## WHAT TO PRODUCE
Restate every record exactly as it is written, while omitting the pictures it holds.
*** Opening of DATASET RECORDS ***
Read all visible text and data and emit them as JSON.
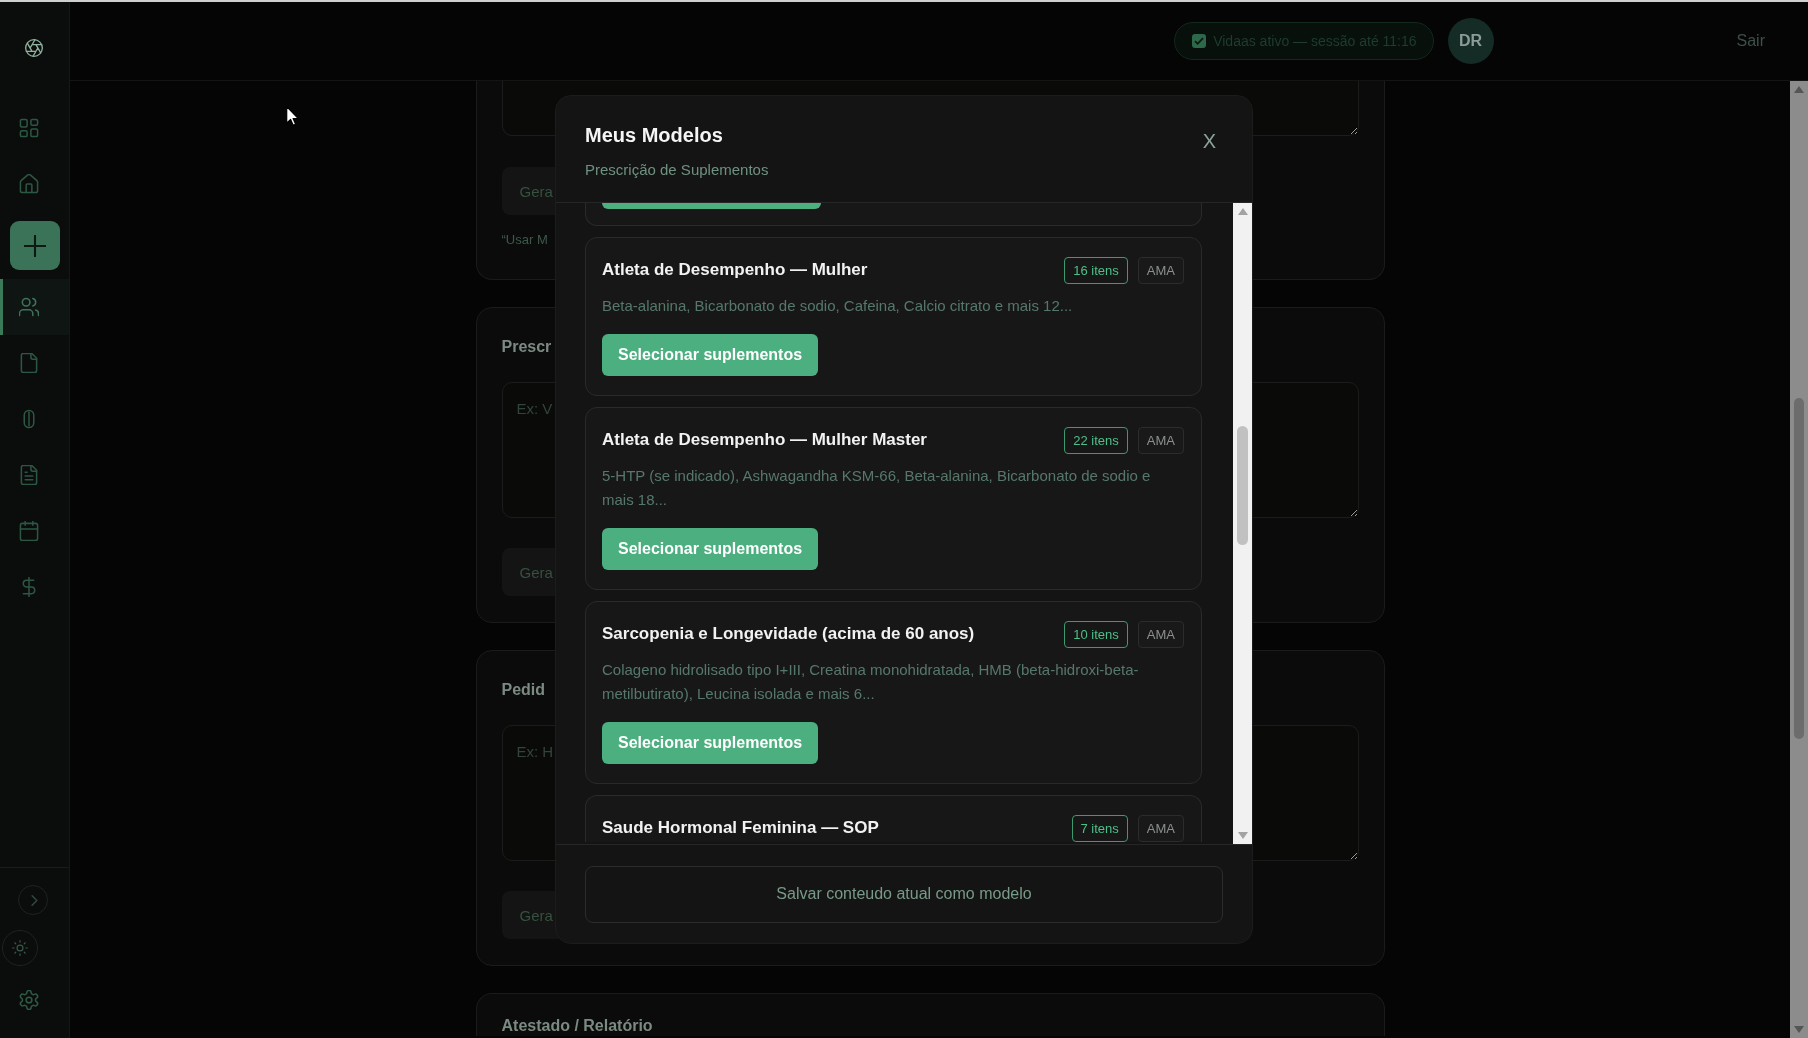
{
  "sidebar": {
    "items": [
      {
        "kind": "dashboard",
        "selected": false
      },
      {
        "kind": "home",
        "selected": false
      },
      {
        "kind": "add",
        "selected": false
      },
      {
        "kind": "patients",
        "selected": true
      },
      {
        "kind": "document",
        "selected": false
      },
      {
        "kind": "capsule",
        "selected": false
      },
      {
        "kind": "report",
        "selected": false
      },
      {
        "kind": "calendar",
        "selected": false
      },
      {
        "kind": "finance",
        "selected": false
      }
    ],
    "bottom_items": [
      {
        "kind": "expand"
      },
      {
        "kind": "theme"
      },
      {
        "kind": "settings"
      }
    ]
  },
  "top_bar": {
    "session_badge": {
      "text": "Vidaas ativo — sessão até 11:16",
      "checked": true
    },
    "avatar": "DR",
    "logout": "Sair"
  },
  "page": {
    "sections": [
      {
        "kind": "continued",
        "button": "Gera",
        "note": "“Usar M"
      },
      {
        "kind": "form",
        "title": "Prescr",
        "placeholder": "Ex: V",
        "button": "Gera"
      },
      {
        "kind": "form",
        "title": "Pedid",
        "placeholder": "Ex: H",
        "button": "Gera"
      },
      {
        "kind": "heading",
        "title": "Atestado / Relatório"
      }
    ]
  },
  "modal": {
    "title": "Meus Modelos",
    "subtitle": "Prescrição de Suplementos",
    "close": "X",
    "list": {
      "card_above_cut": true,
      "templates": [
        {
          "name": "Atleta de Desempenho — Mulher",
          "count": "16 itens",
          "tag": "AMA",
          "description": "Beta-alanina, Bicarbonato de sodio, Cafeina, Calcio citrato e mais 12...",
          "button": "Selecionar suplementos"
        },
        {
          "name": "Atleta de Desempenho — Mulher Master",
          "count": "22 itens",
          "tag": "AMA",
          "description": "5-HTP (se indicado), Ashwagandha KSM-66, Beta-alanina, Bicarbonato de sodio e mais 18...",
          "button": "Selecionar suplementos"
        },
        {
          "name": "Sarcopenia e Longevidade (acima de 60 anos)",
          "count": "10 itens",
          "tag": "AMA",
          "description": "Colageno hidrolisado tipo I+III, Creatina monohidratada, HMB (beta-hidroxi-beta-metilbutirato), Leucina isolada e mais 6...",
          "button": "Selecionar suplementos"
        },
        {
          "name": "Saude Hormonal Feminina — SOP",
          "count": "7 itens",
          "tag": "AMA"
        }
      ]
    },
    "save_button": "Salvar conteudo atual como modelo"
  }
}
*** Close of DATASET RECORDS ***
## ANSWER TO THE EXERCISE
Read all visible text and data and emit them as JSON.
{
  "sidebar": {
    "items": [
      {
        "kind": "dashboard",
        "selected": false
      },
      {
        "kind": "home",
        "selected": false
      },
      {
        "kind": "add",
        "selected": false
      },
      {
        "kind": "patients",
        "selected": true
      },
      {
        "kind": "document",
        "selected": false
      },
      {
        "kind": "capsule",
        "selected": false
      },
      {
        "kind": "report",
        "selected": false
      },
      {
        "kind": "calendar",
        "selected": false
      },
      {
        "kind": "finance",
        "selected": false
      }
    ],
    "bottom_items": [
      {
        "kind": "expand"
      },
      {
        "kind": "theme"
      },
      {
        "kind": "settings"
      }
    ]
  },
  "top_bar": {
    "session_badge": {
      "text": "Vidaas ativo — sessão até 11:16",
      "checked": true
    },
    "avatar": "DR",
    "logout": "Sair"
  },
  "page": {
    "sections": [
      {
        "kind": "continued",
        "button": "Gera",
        "note": "“Usar M"
      },
      {
        "kind": "form",
        "title": "Prescr",
        "placeholder": "Ex: V",
        "button": "Gera"
      },
      {
        "kind": "form",
        "title": "Pedid",
        "placeholder": "Ex: H",
        "button": "Gera"
      },
      {
        "kind": "heading",
        "title": "Atestado / Relatório"
      }
    ]
  },
  "modal": {
    "title": "Meus Modelos",
    "subtitle": "Prescrição de Suplementos",
    "close": "X",
    "list": {
      "card_above_cut": true,
      "templates": [
        {
          "name": "Atleta de Desempenho — Mulher",
          "count": "16 itens",
          "tag": "AMA",
          "description": "Beta-alanina, Bicarbonato de sodio, Cafeina, Calcio citrato e mais 12...",
          "button": "Selecionar suplementos"
        },
        {
          "name": "Atleta de Desempenho — Mulher Master",
          "count": "22 itens",
          "tag": "AMA",
          "description": "5-HTP (se indicado), Ashwagandha KSM-66, Beta-alanina, Bicarbonato de sodio e mais 18...",
          "button": "Selecionar suplementos"
        },
        {
          "name": "Sarcopenia e Longevidade (acima de 60 anos)",
          "count": "10 itens",
          "tag": "AMA",
          "description": "Colageno hidrolisado tipo I+III, Creatina monohidratada, HMB (beta-hidroxi-beta-metilbutirato), Leucina isolada e mais 6...",
          "button": "Selecionar suplementos"
        },
        {
          "name": "Saude Hormonal Feminina — SOP",
          "count": "7 itens",
          "tag": "AMA"
        }
      ]
    },
    "save_button": "Salvar conteudo atual como modelo"
  }
}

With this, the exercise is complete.